■ About this exercise
Every line below should be set down exactly as it appears.
--------------------------------------------------
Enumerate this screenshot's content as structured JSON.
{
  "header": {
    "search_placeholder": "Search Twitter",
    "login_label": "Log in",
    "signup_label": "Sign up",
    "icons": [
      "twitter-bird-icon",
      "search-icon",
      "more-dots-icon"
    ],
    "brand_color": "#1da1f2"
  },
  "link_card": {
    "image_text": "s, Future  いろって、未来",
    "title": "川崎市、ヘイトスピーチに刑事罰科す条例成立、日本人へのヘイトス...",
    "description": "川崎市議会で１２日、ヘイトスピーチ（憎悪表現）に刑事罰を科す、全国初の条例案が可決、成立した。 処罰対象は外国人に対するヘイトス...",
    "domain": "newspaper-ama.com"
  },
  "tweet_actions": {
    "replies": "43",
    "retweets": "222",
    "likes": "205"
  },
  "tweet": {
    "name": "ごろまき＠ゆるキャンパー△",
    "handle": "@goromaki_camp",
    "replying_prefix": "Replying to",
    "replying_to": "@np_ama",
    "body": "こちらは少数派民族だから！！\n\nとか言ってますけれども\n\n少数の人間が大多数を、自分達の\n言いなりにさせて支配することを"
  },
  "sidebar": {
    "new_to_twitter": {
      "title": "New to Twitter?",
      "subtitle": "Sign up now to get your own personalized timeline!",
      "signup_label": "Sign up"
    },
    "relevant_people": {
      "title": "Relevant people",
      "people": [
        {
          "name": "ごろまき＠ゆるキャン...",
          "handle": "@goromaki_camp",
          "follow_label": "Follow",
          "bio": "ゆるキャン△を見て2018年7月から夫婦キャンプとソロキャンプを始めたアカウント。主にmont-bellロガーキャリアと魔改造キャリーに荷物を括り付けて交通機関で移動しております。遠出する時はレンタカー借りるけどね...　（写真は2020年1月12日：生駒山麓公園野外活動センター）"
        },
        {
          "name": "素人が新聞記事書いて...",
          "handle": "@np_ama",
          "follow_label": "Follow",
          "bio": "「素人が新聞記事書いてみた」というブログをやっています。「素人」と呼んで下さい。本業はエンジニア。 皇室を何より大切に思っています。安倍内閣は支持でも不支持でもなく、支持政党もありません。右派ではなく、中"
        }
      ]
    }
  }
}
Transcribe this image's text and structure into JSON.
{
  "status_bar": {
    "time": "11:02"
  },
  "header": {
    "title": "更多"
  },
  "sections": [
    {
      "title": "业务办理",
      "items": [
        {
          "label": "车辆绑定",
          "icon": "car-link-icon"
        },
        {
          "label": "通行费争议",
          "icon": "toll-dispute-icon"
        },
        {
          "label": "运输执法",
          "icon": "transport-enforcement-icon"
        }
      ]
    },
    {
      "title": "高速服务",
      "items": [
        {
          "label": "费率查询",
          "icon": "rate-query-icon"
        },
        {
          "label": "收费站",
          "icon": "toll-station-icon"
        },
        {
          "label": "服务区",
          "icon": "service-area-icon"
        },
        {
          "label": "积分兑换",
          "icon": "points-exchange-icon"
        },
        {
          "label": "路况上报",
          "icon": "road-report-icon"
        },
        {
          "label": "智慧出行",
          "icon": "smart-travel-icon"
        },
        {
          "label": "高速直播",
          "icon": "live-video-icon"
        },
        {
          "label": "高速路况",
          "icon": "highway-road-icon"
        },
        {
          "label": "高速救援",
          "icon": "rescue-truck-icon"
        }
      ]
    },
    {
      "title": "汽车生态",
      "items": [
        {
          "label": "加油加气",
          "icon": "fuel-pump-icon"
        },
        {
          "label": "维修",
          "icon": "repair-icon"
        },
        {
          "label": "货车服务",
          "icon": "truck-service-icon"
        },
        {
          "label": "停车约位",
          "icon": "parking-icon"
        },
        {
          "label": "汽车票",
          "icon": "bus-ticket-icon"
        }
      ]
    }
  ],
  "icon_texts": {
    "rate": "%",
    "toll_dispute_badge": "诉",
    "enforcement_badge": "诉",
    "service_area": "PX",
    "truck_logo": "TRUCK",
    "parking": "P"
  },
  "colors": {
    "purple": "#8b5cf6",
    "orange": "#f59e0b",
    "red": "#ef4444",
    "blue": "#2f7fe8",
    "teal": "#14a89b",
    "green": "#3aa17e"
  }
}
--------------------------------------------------
■ Response to the task
Enumerate this screenshot's content as structured JSON.
{
  "header": {
    "search_placeholder": "Search Twitter",
    "login_label": "Log in",
    "signup_label": "Sign up",
    "icons": [
      "twitter-bird-icon",
      "search-icon",
      "more-dots-icon"
    ],
    "brand_color": "#1da1f2"
  },
  "link_card": {
    "image_text": "s, Future  いろって、未来",
    "title": "川崎市、ヘイトスピーチに刑事罰科す条例成立、日本人へのヘイトス...",
    "description": "川崎市議会で１２日、ヘイトスピーチ（憎悪表現）に刑事罰を科す、全国初の条例案が可決、成立した。 処罰対象は外国人に対するヘイトス...",
    "domain": "newspaper-ama.com"
  },
  "tweet_actions": {
    "replies": "43",
    "retweets": "222",
    "likes": "205"
  },
  "tweet": {
    "name": "ごろまき＠ゆるキャンパー△",
    "handle": "@goromaki_camp",
    "replying_prefix": "Replying to",
    "replying_to": "@np_ama",
    "body": "こちらは少数派民族だから！！\n\nとか言ってますけれども\n\n少数の人間が大多数を、自分達の\n言いなりにさせて支配することを"
  },
  "sidebar": {
    "new_to_twitter": {
      "title": "New to Twitter?",
      "subtitle": "Sign up now to get your own personalized timeline!",
      "signup_label": "Sign up"
    },
    "relevant_people": {
      "title": "Relevant people",
      "people": [
        {
          "name": "ごろまき＠ゆるキャン...",
          "handle": "@goromaki_camp",
          "follow_label": "Follow",
          "bio": "ゆるキャン△を見て2018年7月から夫婦キャンプとソロキャンプを始めたアカウント。主にmont-bellロガーキャリアと魔改造キャリーに荷物を括り付けて交通機関で移動しております。遠出する時はレンタカー借りるけどね...　（写真は2020年1月12日：生駒山麓公園野外活動センター）"
        },
        {
          "name": "素人が新聞記事書いて...",
          "handle": "@np_ama",
          "follow_label": "Follow",
          "bio": "「素人が新聞記事書いてみた」というブログをやっています。「素人」と呼んで下さい。本業はエンジニア。 皇室を何より大切に思っています。安倍内閣は支持でも不支持でもなく、支持政党もありません。右派ではなく、中"
        }
      ]
    }
  }
}
Transcribe this image's text and structure into JSON.
{
  "status_bar": {
    "time": "11:02"
  },
  "header": {
    "title": "更多"
  },
  "sections": [
    {
      "title": "业务办理",
      "items": [
        {
          "label": "车辆绑定",
          "icon": "car-link-icon"
        },
        {
          "label": "通行费争议",
          "icon": "toll-dispute-icon"
        },
        {
          "label": "运输执法",
          "icon": "transport-enforcement-icon"
        }
      ]
    },
    {
      "title": "高速服务",
      "items": [
        {
          "label": "费率查询",
          "icon": "rate-query-icon"
        },
        {
          "label": "收费站",
          "icon": "toll-station-icon"
        },
        {
          "label": "服务区",
          "icon": "service-area-icon"
        },
        {
          "label": "积分兑换",
          "icon": "points-exchange-icon"
        },
        {
          "label": "路况上报",
          "icon": "road-report-icon"
        },
        {
          "label": "智慧出行",
          "icon": "smart-travel-icon"
        },
        {
          "label": "高速直播",
          "icon": "live-video-icon"
        },
        {
          "label": "高速路况",
          "icon": "highway-road-icon"
        },
        {
          "label": "高速救援",
          "icon": "rescue-truck-icon"
        }
      ]
    },
    {
      "title": "汽车生态",
      "items": [
        {
          "label": "加油加气",
          "icon": "fuel-pump-icon"
        },
        {
          "label": "维修",
          "icon": "repair-icon"
        },
        {
          "label": "货车服务",
          "icon": "truck-service-icon"
        },
        {
          "label": "停车约位",
          "icon": "parking-icon"
        },
        {
          "label": "汽车票",
          "icon": "bus-ticket-icon"
        }
      ]
    }
  ],
  "icon_texts": {
    "rate": "%",
    "toll_dispute_badge": "诉",
    "enforcement_badge": "诉",
    "service_area": "PX",
    "truck_logo": "TRUCK",
    "parking": "P"
  },
  "colors": {
    "purple": "#8b5cf6",
    "orange": "#f59e0b",
    "red": "#ef4444",
    "blue": "#2f7fe8",
    "teal": "#14a89b",
    "green": "#3aa17e"
  }
}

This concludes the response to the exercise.